Inaam Kachachi was born in Baghdad in 1952, and studied journalism at Baghdad University, working in Iraqi press and radio before moving to Paris to complete a PhD at the Sorbonne. She is currently the Paris correspondent for London-based newspaper Asharq Al-Awsat and Kol Al-Usra magazine in Sharjah, UAE. Kachachi has published a biography, Lorna, about the British journalist Lorna Hales, who was married to the famous pioneering Iraqi sculptor Jawad Salim and a book in French about Iraqi women's literature produced in times of war. She produced and directed a documentary about Naziha Al Dulaimi, the first woman to become minister of an Arab country, in 1959. Her first novel Heart Springs appeared in 2005 and her second novel The American Granddaughter, was shortlisted for IPAF in 2009. An English translation of the novel was published by Bloomsbury Qatar Foundation Publishing.

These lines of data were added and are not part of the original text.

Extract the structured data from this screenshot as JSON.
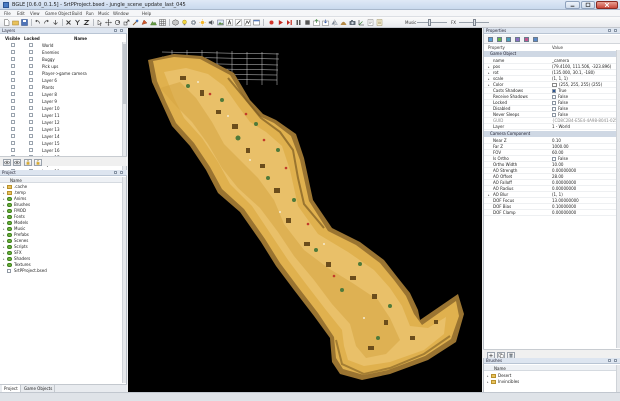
{
  "window": {
    "title": "BGLE [0.6.0_0.1.5] - SrtPProject.bsed - jungle_scene_update_last_045",
    "app_icon": "app-icon",
    "controls": [
      "minimize-icon",
      "maximize-icon",
      "close-icon"
    ]
  },
  "menu": {
    "items": [
      "File",
      "Edit",
      "View",
      "Game Object",
      "Build",
      "Run",
      "Music",
      "Window",
      "Help"
    ],
    "music_label": "Music",
    "music_volume": 0.4,
    "fx_label": "FX",
    "fx_volume": 0.5
  },
  "layers": {
    "title": "Layers",
    "columns": {
      "visible": "Visible",
      "locked": "Locked",
      "name": "Name"
    },
    "rows": [
      {
        "name": "World",
        "visible": true,
        "locked": false
      },
      {
        "name": "Enemies",
        "visible": true,
        "locked": false
      },
      {
        "name": "Buggy",
        "visible": true,
        "locked": false
      },
      {
        "name": "Pick ups",
        "visible": true,
        "locked": false
      },
      {
        "name": "Player->game camera",
        "visible": true,
        "locked": false
      },
      {
        "name": "Layer 6",
        "visible": true,
        "locked": false
      },
      {
        "name": "Plants",
        "visible": true,
        "locked": false
      },
      {
        "name": "Layer 8",
        "visible": true,
        "locked": false
      },
      {
        "name": "Layer 9",
        "visible": true,
        "locked": false
      },
      {
        "name": "Layer 10",
        "visible": true,
        "locked": false
      },
      {
        "name": "Layer 11",
        "visible": true,
        "locked": false
      },
      {
        "name": "Layer 12",
        "visible": true,
        "locked": false
      },
      {
        "name": "Layer 13",
        "visible": true,
        "locked": false
      },
      {
        "name": "Layer 14",
        "visible": true,
        "locked": false
      },
      {
        "name": "Layer 15",
        "visible": true,
        "locked": false
      },
      {
        "name": "Layer 16",
        "visible": true,
        "locked": false
      },
      {
        "name": "Layer 17",
        "visible": true,
        "locked": false
      },
      {
        "name": "Layer 18",
        "visible": true,
        "locked": false
      },
      {
        "name": "Layer 19",
        "visible": true,
        "locked": false
      },
      {
        "name": "Layer 20",
        "visible": true,
        "locked": false
      }
    ]
  },
  "project": {
    "title": "Project",
    "column": "Name",
    "items": [
      {
        "label": ".cache",
        "kind": "folder"
      },
      {
        "label": ".temp",
        "kind": "folder"
      },
      {
        "label": "Anims",
        "kind": "green"
      },
      {
        "label": "Brushes",
        "kind": "green"
      },
      {
        "label": "FMOD",
        "kind": "green"
      },
      {
        "label": "Fonts",
        "kind": "green"
      },
      {
        "label": "Models",
        "kind": "green"
      },
      {
        "label": "Music",
        "kind": "green"
      },
      {
        "label": "Prefabs",
        "kind": "green"
      },
      {
        "label": "Scenes",
        "kind": "green"
      },
      {
        "label": "Scripts",
        "kind": "green"
      },
      {
        "label": "SFX",
        "kind": "green"
      },
      {
        "label": "Shaders",
        "kind": "green"
      },
      {
        "label": "Textures",
        "kind": "green"
      },
      {
        "label": "SrtPProject.bsed",
        "kind": "file"
      }
    ],
    "tabs": [
      "Project",
      "Game Objects"
    ]
  },
  "properties": {
    "title": "Properties",
    "columns": {
      "property": "Property",
      "value": "Value"
    },
    "game_object_section": "Game Object",
    "camera_section": "Camera Component",
    "game_object_rows": [
      {
        "key": "name",
        "value": "_camera"
      },
      {
        "key": "pos",
        "value": "(79.4100, 111.506, -323.896)",
        "expand": true
      },
      {
        "key": "rot",
        "value": "(135.000, 30.1, -180)",
        "expand": true
      },
      {
        "key": "scale",
        "value": "(1, 1, 1)",
        "expand": true
      },
      {
        "key": "Color",
        "value": "(255, 255, 255) (255)",
        "expand": true,
        "swatch": true
      },
      {
        "key": "Casts Shadows",
        "value": "True",
        "checkbox": true,
        "checked": true
      },
      {
        "key": "Receive Shadows",
        "value": "False",
        "checkbox": true,
        "checked": false
      },
      {
        "key": "Locked",
        "value": "False",
        "checkbox": true,
        "checked": false
      },
      {
        "key": "Disabled",
        "value": "False",
        "checkbox": true,
        "checked": false
      },
      {
        "key": "Never Sleeps",
        "value": "False",
        "checkbox": true,
        "checked": false
      },
      {
        "key": "GUID",
        "value": "{CD8C2B4-E5E4-4A98-8041-0258...",
        "dim": true
      },
      {
        "key": "Layer",
        "value": "1 - World"
      }
    ],
    "camera_rows": [
      {
        "key": "Near Z",
        "value": "0.10"
      },
      {
        "key": "Far Z",
        "value": "1000.00"
      },
      {
        "key": "FOV",
        "value": "60.00"
      },
      {
        "key": "Is Ortho",
        "value": "False",
        "checkbox": true,
        "checked": false
      },
      {
        "key": "Ortho Width",
        "value": "10.00"
      },
      {
        "key": "AO Strength",
        "value": "0.00000000"
      },
      {
        "key": "AO Offset",
        "value": "28.00"
      },
      {
        "key": "AO Falloff",
        "value": "0.00000000"
      },
      {
        "key": "AO Radius",
        "value": "0.00000000"
      },
      {
        "key": "AO Blur",
        "value": "(1, 1)",
        "expand": true
      },
      {
        "key": "DOF Focus",
        "value": "13.00000000"
      },
      {
        "key": "DOF Bias",
        "value": "0.10000000"
      },
      {
        "key": "DOF Clamp",
        "value": "0.00000000"
      }
    ]
  },
  "brushes": {
    "title": "Brushes",
    "column": "Name",
    "items": [
      "Desert",
      "Invincibles"
    ]
  },
  "colors": {
    "sand": "#e0b14e",
    "sand_dark": "#9a7431",
    "accent": "#2b5594"
  }
}
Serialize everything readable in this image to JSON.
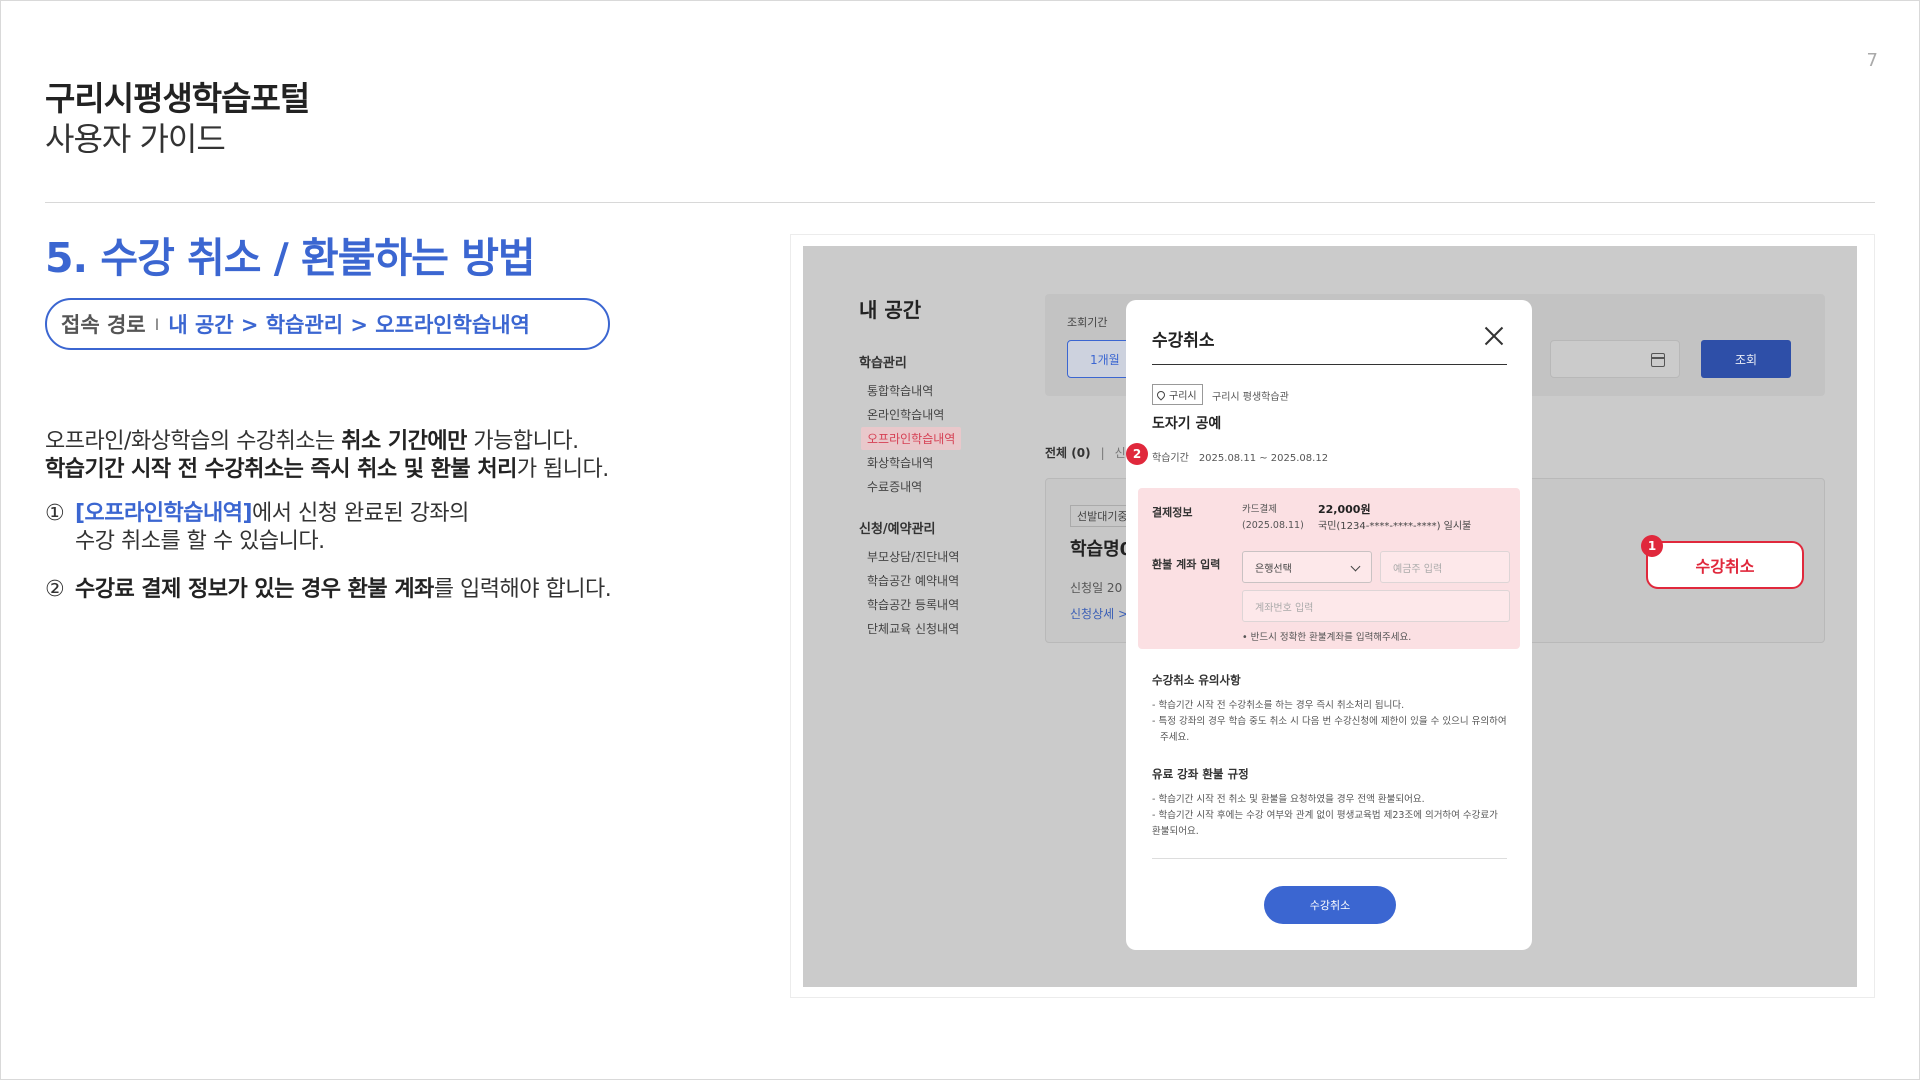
{
  "page": {
    "number": "7",
    "title": "구리시평생학습포털",
    "subtitle": "사용자 가이드"
  },
  "section": {
    "title": "5. 수강 취소 / 환불하는 방법",
    "path_label": "접속 경로",
    "path_separator": "I",
    "path_value": "내 공간 > 학습관리 > 오프라인학습내역"
  },
  "body": {
    "p1_line1_pre": "오프라인/화상학습의 수강취소는 ",
    "p1_line1_bold": "취소 기간에만",
    "p1_line1_post": " 가능합니다.",
    "p1_line2_bold": "학습기간 시작 전 수강취소는 즉시 취소 및 환불 처리",
    "p1_line2_post": "가 됩니다.",
    "p2_num": "①",
    "p2_link": "[오프라인학습내역]",
    "p2_line1_post": "에서 신청 완료된 강좌의",
    "p2_line2": "수강 취소를 할 수 있습니다.",
    "p3_num": "②",
    "p3_bold": "수강료 결제 정보가 있는 경우 환불 계좌",
    "p3_post": "를 입력해야 합니다."
  },
  "screenshot": {
    "sidebar": {
      "title": "내 공간",
      "group1": "학습관리",
      "group1_items": [
        "통합학습내역",
        "온라인학습내역",
        "오프라인학습내역",
        "화상학습내역",
        "수료증내역"
      ],
      "group2": "신청/예약관리",
      "group2_items": [
        "부모상담/진단내역",
        "학습공간 예약내역",
        "학습공간 등록내역",
        "단체교육 신청내역"
      ]
    },
    "filter": {
      "label": "조회기간",
      "period_button": "1개월",
      "search_button": "조회"
    },
    "tabs": {
      "all": "전체 (0)",
      "sep": "|",
      "partial": "신"
    },
    "card": {
      "tag": "선발대기중",
      "name": "학습명0",
      "date": "신청일  20",
      "link": "신청상세 >"
    },
    "cancel_button": "수강취소",
    "badges": [
      "1",
      "2"
    ],
    "modal": {
      "title": "수강취소",
      "location_tag": "구리시",
      "location_name": "구리시 평생학습관",
      "course_name": "도자기 공예",
      "period_label": "학습기간",
      "period_value": "2025.08.11 ~ 2025.08.12",
      "payment_label": "결제정보",
      "payment_method": "카드결제",
      "payment_date": "(2025.08.11)",
      "payment_amount": "22,000원",
      "payment_card": "국민(1234-****-****-****) 일시불",
      "refund_label": "환불 계좌 입력",
      "bank_select": "은행선택",
      "holder_placeholder": "예금주 입력",
      "account_placeholder": "계좌번호 입력",
      "refund_note": "• 반드시 정확한 환불계좌를 입력해주세요.",
      "notice_title": "수강취소 유의사항",
      "notice_lines": [
        "- 학습기간 시작 전 수강취소를 하는 경우 즉시 취소처리 됩니다.",
        "- 특정 강좌의 경우 학습 중도 취소 시 다음 번 수강신청에 제한이 있을 수 있으니 유의하여",
        "  주세요."
      ],
      "policy_title": "유료 강좌 환불 규정",
      "policy_lines": [
        "- 학습기간 시작 전 취소 및 환불을 요청하였을 경우 전액 환불되어요.",
        "- 학습기간 시작 후에는 수강 여부와 관계 없이 평생교육법 제23조에 의거하여 수강료가",
        "환불되어요."
      ],
      "submit_button": "수강취소"
    }
  },
  "colors": {
    "accent": "#3b66d1",
    "highlight_red": "#e0283c",
    "highlight_pink": "#fbe0e3"
  }
}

Frankenstein in Baghdad by Ahmed Saadawi
Hadi al-Attag lives in the populous al-Bataween district of Baghdad. In the Spring of 2005, he takes the body parts of those killed in explosions and sews them together to create a new body. When a displaced soul enters the body, a new being comes to life. Hadi call it ‘the-what's-its-name’; the authorities name it ‘Criminal X’ and others refer to it as ‘Frankenstein’. Frankenstein begins a campaign of revenge against those who killed it, or killed the parts constituting its body. As well as following Frankenstein’s story, Frankenstein in Baghdad follows a number of connected characters, such as General Surur Majid of the Department of Investigation, who is responsible for pursuing the mysterious criminal and Mahmoud al-Sawadi, a young journalist who gets the chance to interview Frankenstein. Frankenstein in Baghdad offers a panoramic view of a city where people live in fear of the unknown, unable to act in solidarity, haunted by the unknown identity of the criminal who targets them all.
Ahmed Saadawi is an Iraqi novelist, poet and screenwriter, born in 1973 in Baghdad, where he works as a documentary film maker. He is the author of a volume of poetry, Anniversary of Bad Songs (2000) and three novels, The Beautiful Country (2004), Indeed He Dreams or Plays or Dies (2008) and Frankenstein in Baghdad (2013). He has won several prizes and in 2010 was selected for the Beirut39, as one of the 39 best Arab authors below the age of 40.